EXERCISE DIRECTIONS: The answer must reproduce every record exactly, with all pictures omitted.
** Opening AVAILABLE DATA block **
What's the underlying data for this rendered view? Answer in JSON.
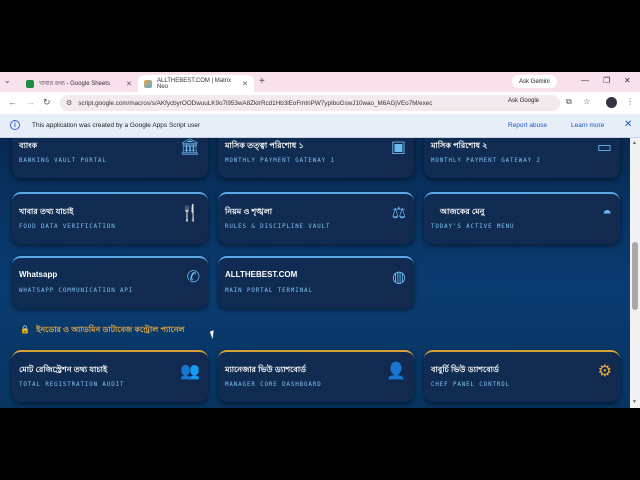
{
  "browser": {
    "tabs": [
      {
        "label": "খাবার তথ্য - Google Sheets",
        "favicon_color": "#1e8e3e"
      },
      {
        "label": "ALLTHEBEST.COM | Matrix Neo",
        "favicon_color": "#e8a83a"
      }
    ],
    "new_tab": "+",
    "ask_gemini": "Ask Gemini",
    "url": "script.google.com/macros/s/AKfycbyrOODwuuLK9o7i953wA8ZkIrRcd1Hb3lEoFmtnPW7ypIbuGswJ10wao_M6AGjVEo7M/exec",
    "ask_google": "Ask Google"
  },
  "infobar": {
    "message": "This application was created by a Google Apps Script user",
    "report_abuse": "Report abuse",
    "learn_more": "Learn more"
  },
  "cards": [
    {
      "title": "ব্যাংক",
      "subtitle": "BANKING VAULT PORTAL",
      "icon": "bank-icon"
    },
    {
      "title": "মাসিক তত্ত্বা পরিশোধ ১",
      "subtitle": "MONTHLY PAYMENT GATEWAY 1",
      "icon": "money-icon"
    },
    {
      "title": "মাসিক পরিশোধ ২",
      "subtitle": "MONTHLY PAYMENT GATEWAY 2",
      "icon": "card-icon"
    },
    {
      "title": "খাবার তথ্য যাচাই",
      "subtitle": "FOOD DATA VERIFICATION",
      "icon": "utensils-icon"
    },
    {
      "title": "নিয়ম ও শৃঙ্খলা",
      "subtitle": "RULES & DISCIPLINE VAULT",
      "icon": "scales-icon"
    },
    {
      "title": "আজকের মেনু",
      "subtitle": "TODAY'S ACTIVE MENU",
      "icon": "bowl-icon"
    },
    {
      "title": "Whatsapp",
      "subtitle": "WHATSAPP COMMUNICATION API",
      "icon": "whatsapp-icon"
    },
    {
      "title": "ALLTHEBEST.COM",
      "subtitle": "MAIN PORTAL TERMINAL",
      "icon": "globe-icon"
    }
  ],
  "section": {
    "title": "ইনডোর ও অ্যাডমিন ডাটাবেজ কন্ট্রোল প্যানেল"
  },
  "admin_cards": [
    {
      "title": "মোট রেজিস্ট্রেশন তথ্য যাচাই",
      "subtitle": "TOTAL REGISTRATION AUDIT",
      "icon": "users-icon"
    },
    {
      "title": "ম্যানেজার ভিউ ড্যাশবোর্ড",
      "subtitle": "MANAGER CORE DASHBOARD",
      "icon": "manager-icon"
    },
    {
      "title": "বাবুর্চি ভিউ ড্যাশবোর্ড",
      "subtitle": "CHEF PANEL CONTROL",
      "icon": "chef-icon"
    }
  ],
  "colors": {
    "accent_blue": "#5aa8e8",
    "accent_gold": "#d8a23a",
    "page_bg": "#0a3c72"
  }
}
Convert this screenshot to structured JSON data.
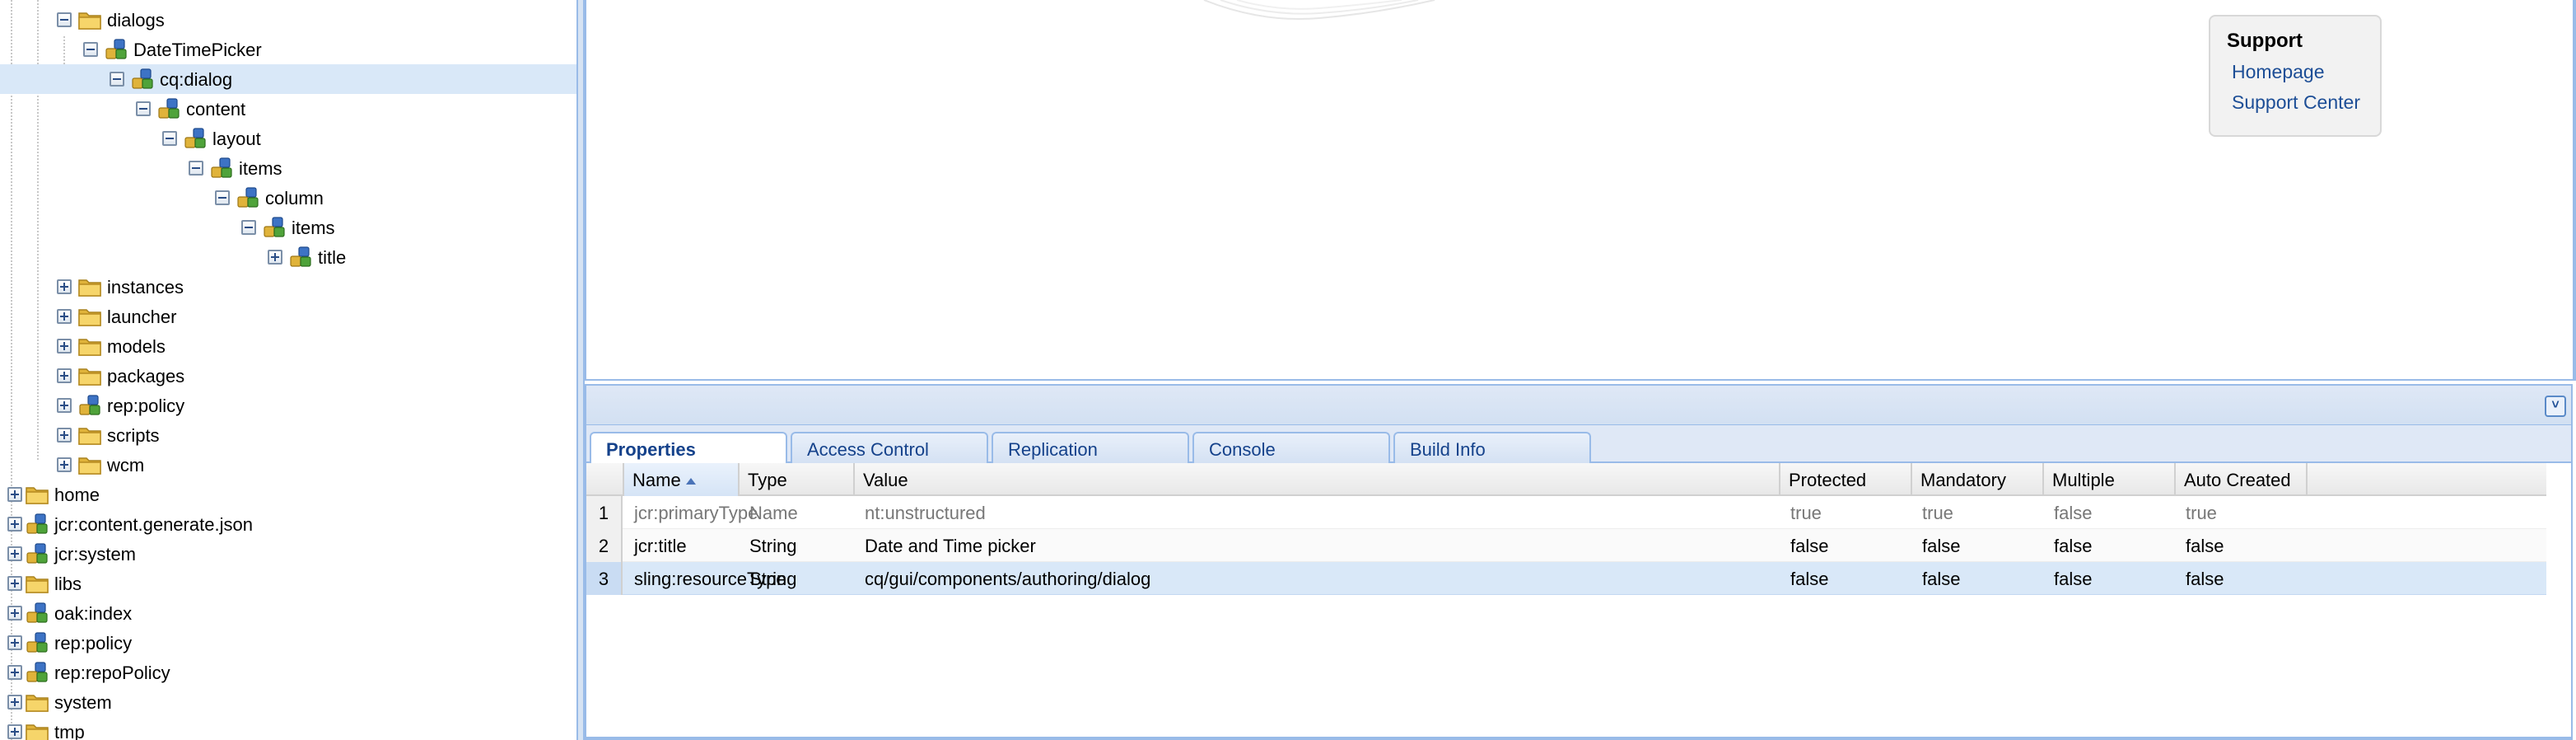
{
  "tree": {
    "nodes": [
      {
        "label": "dialogs",
        "icon": "folder-icon",
        "toggle": "minus"
      },
      {
        "label": "DateTimePicker",
        "icon": "node-icon",
        "toggle": "minus"
      },
      {
        "label": "cq:dialog",
        "icon": "node-icon",
        "toggle": "minus",
        "selected": true
      },
      {
        "label": "content",
        "icon": "node-icon",
        "toggle": "minus"
      },
      {
        "label": "layout",
        "icon": "node-icon",
        "toggle": "minus"
      },
      {
        "label": "items",
        "icon": "node-icon",
        "toggle": "minus"
      },
      {
        "label": "column",
        "icon": "node-icon",
        "toggle": "minus"
      },
      {
        "label": "items",
        "icon": "node-icon",
        "toggle": "minus"
      },
      {
        "label": "title",
        "icon": "node-icon",
        "toggle": "plus"
      },
      {
        "label": "instances",
        "icon": "folder-icon",
        "toggle": "plus"
      },
      {
        "label": "launcher",
        "icon": "folder-icon",
        "toggle": "plus"
      },
      {
        "label": "models",
        "icon": "folder-icon",
        "toggle": "plus"
      },
      {
        "label": "packages",
        "icon": "folder-icon",
        "toggle": "plus"
      },
      {
        "label": "rep:policy",
        "icon": "node-icon",
        "toggle": "plus"
      },
      {
        "label": "scripts",
        "icon": "folder-icon",
        "toggle": "plus"
      },
      {
        "label": "wcm",
        "icon": "folder-icon",
        "toggle": "plus"
      },
      {
        "label": "home",
        "icon": "folder-icon",
        "toggle": "plus"
      },
      {
        "label": "jcr:content.generate.json",
        "icon": "node-icon",
        "toggle": "plus"
      },
      {
        "label": "jcr:system",
        "icon": "node-icon",
        "toggle": "plus"
      },
      {
        "label": "libs",
        "icon": "folder-icon",
        "toggle": "plus"
      },
      {
        "label": "oak:index",
        "icon": "node-icon",
        "toggle": "plus"
      },
      {
        "label": "rep:policy",
        "icon": "node-icon",
        "toggle": "plus"
      },
      {
        "label": "rep:repoPolicy",
        "icon": "node-icon",
        "toggle": "plus"
      },
      {
        "label": "system",
        "icon": "folder-icon",
        "toggle": "plus"
      },
      {
        "label": "tmp",
        "icon": "folder-icon",
        "toggle": "plus"
      }
    ]
  },
  "support": {
    "title": "Support",
    "links": [
      "Homepage",
      "Support Center"
    ]
  },
  "tabs": [
    "Properties",
    "Access Control",
    "Replication",
    "Console",
    "Build Info"
  ],
  "grid": {
    "columns": [
      "Name",
      "Type",
      "Value",
      "Protected",
      "Mandatory",
      "Multiple",
      "Auto Created"
    ],
    "sorted_column": "Name",
    "rows": [
      {
        "num": "1",
        "cells": [
          "jcr:primaryType",
          "Name",
          "nt:unstructured",
          "true",
          "true",
          "false",
          "true"
        ],
        "protected": true
      },
      {
        "num": "2",
        "cells": [
          "jcr:title",
          "String",
          "Date and Time picker",
          "false",
          "false",
          "false",
          "false"
        ]
      },
      {
        "num": "3",
        "cells": [
          "sling:resourceType",
          "String",
          "cq/gui/components/authoring/dialog",
          "false",
          "false",
          "false",
          "false"
        ],
        "selected": true
      }
    ]
  },
  "colors": {
    "selection": "#d9e8f8",
    "panel_border": "#99bbe8",
    "tab_text": "#15428b",
    "link": "#1d4e96"
  }
}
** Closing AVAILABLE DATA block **
WRITTEN ANSWER:
What's the underlying data for this rendered view? Answer in JSON.
{
  "browser": {
    "tabs": [
      {
        "label": "খাবার তথ্য - Google Sheets",
        "favicon_color": "#1e8e3e"
      },
      {
        "label": "ALLTHEBEST.COM | Matrix Neo",
        "favicon_color": "#e8a83a"
      }
    ],
    "new_tab": "+",
    "ask_gemini": "Ask Gemini",
    "url": "script.google.com/macros/s/AKfycbyrOODwuuLK9o7i953wA8ZkIrRcd1Hb3lEoFmtnPW7ypIbuGswJ10wao_M6AGjVEo7M/exec",
    "ask_google": "Ask Google"
  },
  "infobar": {
    "message": "This application was created by a Google Apps Script user",
    "report_abuse": "Report abuse",
    "learn_more": "Learn more"
  },
  "cards": [
    {
      "title": "ব্যাংক",
      "subtitle": "BANKING VAULT PORTAL",
      "icon": "bank-icon"
    },
    {
      "title": "মাসিক তত্ত্বা পরিশোধ ১",
      "subtitle": "MONTHLY PAYMENT GATEWAY 1",
      "icon": "money-icon"
    },
    {
      "title": "মাসিক পরিশোধ ২",
      "subtitle": "MONTHLY PAYMENT GATEWAY 2",
      "icon": "card-icon"
    },
    {
      "title": "খাবার তথ্য যাচাই",
      "subtitle": "FOOD DATA VERIFICATION",
      "icon": "utensils-icon"
    },
    {
      "title": "নিয়ম ও শৃঙ্খলা",
      "subtitle": "RULES & DISCIPLINE VAULT",
      "icon": "scales-icon"
    },
    {
      "title": "আজকের মেনু",
      "subtitle": "TODAY'S ACTIVE MENU",
      "icon": "bowl-icon"
    },
    {
      "title": "Whatsapp",
      "subtitle": "WHATSAPP COMMUNICATION API",
      "icon": "whatsapp-icon"
    },
    {
      "title": "ALLTHEBEST.COM",
      "subtitle": "MAIN PORTAL TERMINAL",
      "icon": "globe-icon"
    }
  ],
  "section": {
    "title": "ইনডোর ও অ্যাডমিন ডাটাবেজ কন্ট্রোল প্যানেল"
  },
  "admin_cards": [
    {
      "title": "মোট রেজিস্ট্রেশন তথ্য যাচাই",
      "subtitle": "TOTAL REGISTRATION AUDIT",
      "icon": "users-icon"
    },
    {
      "title": "ম্যানেজার ভিউ ড্যাশবোর্ড",
      "subtitle": "MANAGER CORE DASHBOARD",
      "icon": "manager-icon"
    },
    {
      "title": "বাবুর্চি ভিউ ড্যাশবোর্ড",
      "subtitle": "CHEF PANEL CONTROL",
      "icon": "chef-icon"
    }
  ],
  "colors": {
    "accent_blue": "#5aa8e8",
    "accent_gold": "#d8a23a",
    "page_bg": "#0a3c72"
  }
}
Convert this screenshot to structured JSON data.
{
  "tree": {
    "nodes": [
      {
        "label": "dialogs",
        "icon": "folder-icon",
        "toggle": "minus"
      },
      {
        "label": "DateTimePicker",
        "icon": "node-icon",
        "toggle": "minus"
      },
      {
        "label": "cq:dialog",
        "icon": "node-icon",
        "toggle": "minus",
        "selected": true
      },
      {
        "label": "content",
        "icon": "node-icon",
        "toggle": "minus"
      },
      {
        "label": "layout",
        "icon": "node-icon",
        "toggle": "minus"
      },
      {
        "label": "items",
        "icon": "node-icon",
        "toggle": "minus"
      },
      {
        "label": "column",
        "icon": "node-icon",
        "toggle": "minus"
      },
      {
        "label": "items",
        "icon": "node-icon",
        "toggle": "minus"
      },
      {
        "label": "title",
        "icon": "node-icon",
        "toggle": "plus"
      },
      {
        "label": "instances",
        "icon": "folder-icon",
        "toggle": "plus"
      },
      {
        "label": "launcher",
        "icon": "folder-icon",
        "toggle": "plus"
      },
      {
        "label": "models",
        "icon": "folder-icon",
        "toggle": "plus"
      },
      {
        "label": "packages",
        "icon": "folder-icon",
        "toggle": "plus"
      },
      {
        "label": "rep:policy",
        "icon": "node-icon",
        "toggle": "plus"
      },
      {
        "label": "scripts",
        "icon": "folder-icon",
        "toggle": "plus"
      },
      {
        "label": "wcm",
        "icon": "folder-icon",
        "toggle": "plus"
      },
      {
        "label": "home",
        "icon": "folder-icon",
        "toggle": "plus"
      },
      {
        "label": "jcr:content.generate.json",
        "icon": "node-icon",
        "toggle": "plus"
      },
      {
        "label": "jcr:system",
        "icon": "node-icon",
        "toggle": "plus"
      },
      {
        "label": "libs",
        "icon": "folder-icon",
        "toggle": "plus"
      },
      {
        "label": "oak:index",
        "icon": "node-icon",
        "toggle": "plus"
      },
      {
        "label": "rep:policy",
        "icon": "node-icon",
        "toggle": "plus"
      },
      {
        "label": "rep:repoPolicy",
        "icon": "node-icon",
        "toggle": "plus"
      },
      {
        "label": "system",
        "icon": "folder-icon",
        "toggle": "plus"
      },
      {
        "label": "tmp",
        "icon": "folder-icon",
        "toggle": "plus"
      }
    ]
  },
  "support": {
    "title": "Support",
    "links": [
      "Homepage",
      "Support Center"
    ]
  },
  "tabs": [
    "Properties",
    "Access Control",
    "Replication",
    "Console",
    "Build Info"
  ],
  "grid": {
    "columns": [
      "Name",
      "Type",
      "Value",
      "Protected",
      "Mandatory",
      "Multiple",
      "Auto Created"
    ],
    "sorted_column": "Name",
    "rows": [
      {
        "num": "1",
        "cells": [
          "jcr:primaryType",
          "Name",
          "nt:unstructured",
          "true",
          "true",
          "false",
          "true"
        ],
        "protected": true
      },
      {
        "num": "2",
        "cells": [
          "jcr:title",
          "String",
          "Date and Time picker",
          "false",
          "false",
          "false",
          "false"
        ]
      },
      {
        "num": "3",
        "cells": [
          "sling:resourceType",
          "String",
          "cq/gui/components/authoring/dialog",
          "false",
          "false",
          "false",
          "false"
        ],
        "selected": true
      }
    ]
  },
  "colors": {
    "selection": "#d9e8f8",
    "panel_border": "#99bbe8",
    "tab_text": "#15428b",
    "link": "#1d4e96"
  }
}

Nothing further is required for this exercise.